Sarah Westwood of the Washington Examiner explores major media outlets’ changing approach to the COVID-19 origin story. Reporters and pundits now tout an idea they once rejected.

A hypothesis about the origins of COVID-19 has, in the space of a few weeks, gone from a seemingly debunked conspiracy theory to a plausible explanation in the eyes of some in the media.

The idea that the virus could have originated in a Wuhan virology lab and spread accidentally through a lab worker, known as the lab leak hypothesis, has been reported on by outlets including the Washington Examiner repeatedly through the past year.

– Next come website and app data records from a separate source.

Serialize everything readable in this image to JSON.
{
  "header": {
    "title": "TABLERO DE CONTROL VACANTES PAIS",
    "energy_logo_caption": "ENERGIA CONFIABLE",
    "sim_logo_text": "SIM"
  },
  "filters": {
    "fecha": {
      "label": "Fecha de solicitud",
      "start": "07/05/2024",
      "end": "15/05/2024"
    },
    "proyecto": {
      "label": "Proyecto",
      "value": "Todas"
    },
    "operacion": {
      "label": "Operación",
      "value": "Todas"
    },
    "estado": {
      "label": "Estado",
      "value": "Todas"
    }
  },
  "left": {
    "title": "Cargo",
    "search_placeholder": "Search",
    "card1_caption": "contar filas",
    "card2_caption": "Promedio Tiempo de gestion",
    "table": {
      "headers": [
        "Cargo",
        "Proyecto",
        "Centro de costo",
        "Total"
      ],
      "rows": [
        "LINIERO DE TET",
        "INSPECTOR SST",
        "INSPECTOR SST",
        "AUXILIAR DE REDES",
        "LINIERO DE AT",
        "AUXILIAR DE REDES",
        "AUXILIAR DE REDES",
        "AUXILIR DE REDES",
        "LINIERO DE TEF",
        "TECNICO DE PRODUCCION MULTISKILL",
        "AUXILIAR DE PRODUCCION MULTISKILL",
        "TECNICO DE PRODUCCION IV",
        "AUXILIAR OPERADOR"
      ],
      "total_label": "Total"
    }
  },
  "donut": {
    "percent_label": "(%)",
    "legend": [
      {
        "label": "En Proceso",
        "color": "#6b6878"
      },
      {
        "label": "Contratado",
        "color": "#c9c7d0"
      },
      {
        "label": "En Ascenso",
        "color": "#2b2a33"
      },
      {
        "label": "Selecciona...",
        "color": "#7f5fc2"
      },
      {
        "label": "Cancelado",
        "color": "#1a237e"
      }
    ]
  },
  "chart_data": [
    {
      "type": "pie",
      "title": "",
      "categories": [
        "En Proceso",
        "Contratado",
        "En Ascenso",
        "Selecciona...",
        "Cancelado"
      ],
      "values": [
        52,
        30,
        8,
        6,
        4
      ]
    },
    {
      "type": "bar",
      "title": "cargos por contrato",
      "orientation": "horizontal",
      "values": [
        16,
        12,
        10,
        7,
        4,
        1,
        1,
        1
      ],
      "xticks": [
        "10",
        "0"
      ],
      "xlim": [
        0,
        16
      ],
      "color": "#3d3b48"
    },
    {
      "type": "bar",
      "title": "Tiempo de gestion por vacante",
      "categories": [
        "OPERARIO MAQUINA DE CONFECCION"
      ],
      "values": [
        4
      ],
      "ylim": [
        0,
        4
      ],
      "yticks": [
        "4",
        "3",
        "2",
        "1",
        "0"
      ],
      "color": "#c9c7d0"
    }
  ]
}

But in other parts of the media, the hypothesis has only now gathered steam thanks to an essay from a former New York Times reporter who laid out the scientific and circumstantial signs pointing to a lab leak.

Reflecting the media’s fresh look at the possibility of a lab accident, left-leaning outlet Vox on Monday attached an editor’s note to an article from last year that called the lab leak hypothesis a conspiracy and a “distraction.”

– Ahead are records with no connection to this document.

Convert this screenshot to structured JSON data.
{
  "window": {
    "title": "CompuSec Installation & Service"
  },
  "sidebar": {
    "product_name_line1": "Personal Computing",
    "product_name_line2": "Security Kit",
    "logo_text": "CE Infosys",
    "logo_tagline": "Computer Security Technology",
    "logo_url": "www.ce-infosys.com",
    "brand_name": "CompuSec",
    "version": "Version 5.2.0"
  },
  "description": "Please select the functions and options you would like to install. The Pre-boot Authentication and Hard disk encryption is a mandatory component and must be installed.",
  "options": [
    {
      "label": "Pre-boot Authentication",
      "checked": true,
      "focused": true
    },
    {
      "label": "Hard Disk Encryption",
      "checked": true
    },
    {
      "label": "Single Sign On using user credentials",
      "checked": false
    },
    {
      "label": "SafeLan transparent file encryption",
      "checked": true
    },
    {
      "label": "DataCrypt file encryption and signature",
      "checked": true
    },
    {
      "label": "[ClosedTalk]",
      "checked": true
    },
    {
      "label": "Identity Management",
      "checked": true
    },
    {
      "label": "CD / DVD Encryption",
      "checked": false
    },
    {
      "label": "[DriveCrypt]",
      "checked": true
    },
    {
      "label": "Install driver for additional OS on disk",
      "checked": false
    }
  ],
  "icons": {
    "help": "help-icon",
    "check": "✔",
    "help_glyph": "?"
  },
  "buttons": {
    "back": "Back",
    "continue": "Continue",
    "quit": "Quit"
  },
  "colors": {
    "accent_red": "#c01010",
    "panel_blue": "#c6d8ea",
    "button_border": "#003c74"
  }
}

“Since this piece was originally published in March 2020, scientific consensus has shifted,” Vox wrote.

The original article cited a letter signed by scientists and published in the Lancet, a scientific journal, in February 2020 as evidence that the lab leak “rumor” was a “dangerous conspiracy theory.”

That letter served as the basis for much of the media and many public officials dismissing the lab leak hypothesis when the pandemic began to spread. With little scrutiny of the hypothesis, commentators blamed the existence of the hypothesis on everything from former President Donald Trump, who floated it, to outright racism.

The letter cited by Vox and other outlets created the false impression that the scientific community had ruled out the hypothesis when, in reality, it had not even been properly investigated.